===== Data =====
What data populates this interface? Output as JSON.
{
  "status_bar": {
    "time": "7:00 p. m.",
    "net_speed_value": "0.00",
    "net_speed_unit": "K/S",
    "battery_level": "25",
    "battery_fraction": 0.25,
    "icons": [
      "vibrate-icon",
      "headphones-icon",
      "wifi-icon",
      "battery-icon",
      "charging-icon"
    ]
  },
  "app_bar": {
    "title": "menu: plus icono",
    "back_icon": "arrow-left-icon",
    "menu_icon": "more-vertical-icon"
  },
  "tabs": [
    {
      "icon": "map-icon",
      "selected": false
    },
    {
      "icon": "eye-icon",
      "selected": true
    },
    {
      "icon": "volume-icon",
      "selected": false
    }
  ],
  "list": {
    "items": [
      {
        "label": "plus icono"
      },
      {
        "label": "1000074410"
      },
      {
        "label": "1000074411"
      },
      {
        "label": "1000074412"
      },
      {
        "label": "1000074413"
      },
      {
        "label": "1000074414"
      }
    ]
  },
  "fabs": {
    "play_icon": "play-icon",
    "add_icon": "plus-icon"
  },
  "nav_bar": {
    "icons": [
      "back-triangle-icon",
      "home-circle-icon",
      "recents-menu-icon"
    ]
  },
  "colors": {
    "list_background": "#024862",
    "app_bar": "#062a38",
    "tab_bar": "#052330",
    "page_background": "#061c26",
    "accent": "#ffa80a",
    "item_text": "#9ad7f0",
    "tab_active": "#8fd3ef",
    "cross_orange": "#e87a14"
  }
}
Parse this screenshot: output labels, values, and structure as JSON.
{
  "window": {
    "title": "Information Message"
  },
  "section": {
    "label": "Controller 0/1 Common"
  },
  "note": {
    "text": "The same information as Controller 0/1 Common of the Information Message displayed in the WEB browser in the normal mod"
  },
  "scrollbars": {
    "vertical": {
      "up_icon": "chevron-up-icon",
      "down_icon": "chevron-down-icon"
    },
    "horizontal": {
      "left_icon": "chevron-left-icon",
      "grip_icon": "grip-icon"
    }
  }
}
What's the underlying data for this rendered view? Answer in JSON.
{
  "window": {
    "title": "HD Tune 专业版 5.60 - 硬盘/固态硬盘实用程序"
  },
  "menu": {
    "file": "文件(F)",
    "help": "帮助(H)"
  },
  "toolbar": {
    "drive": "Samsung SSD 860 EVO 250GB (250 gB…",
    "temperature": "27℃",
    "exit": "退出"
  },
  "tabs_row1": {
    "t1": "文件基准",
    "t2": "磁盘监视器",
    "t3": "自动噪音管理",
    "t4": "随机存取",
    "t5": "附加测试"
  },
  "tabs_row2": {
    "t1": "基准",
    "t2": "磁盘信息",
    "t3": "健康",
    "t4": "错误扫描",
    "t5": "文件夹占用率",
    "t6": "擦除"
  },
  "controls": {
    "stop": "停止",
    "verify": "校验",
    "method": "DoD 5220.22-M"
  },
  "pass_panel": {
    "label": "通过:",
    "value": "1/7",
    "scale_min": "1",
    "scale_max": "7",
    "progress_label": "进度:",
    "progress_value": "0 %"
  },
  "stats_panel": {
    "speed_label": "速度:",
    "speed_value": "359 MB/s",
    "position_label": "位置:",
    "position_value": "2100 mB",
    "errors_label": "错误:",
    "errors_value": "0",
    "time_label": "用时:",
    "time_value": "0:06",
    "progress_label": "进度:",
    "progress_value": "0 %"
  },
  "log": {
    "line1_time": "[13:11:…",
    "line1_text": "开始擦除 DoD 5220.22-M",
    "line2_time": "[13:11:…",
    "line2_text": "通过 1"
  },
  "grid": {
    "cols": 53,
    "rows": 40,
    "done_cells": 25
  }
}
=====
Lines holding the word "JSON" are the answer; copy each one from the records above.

▶ _Solution to the problem_:
What data populates this interface? Output as JSON.
Parse this screenshot: output labels, values, and structure as JSON.
What's the underlying data for this rendered view? Answer in JSON.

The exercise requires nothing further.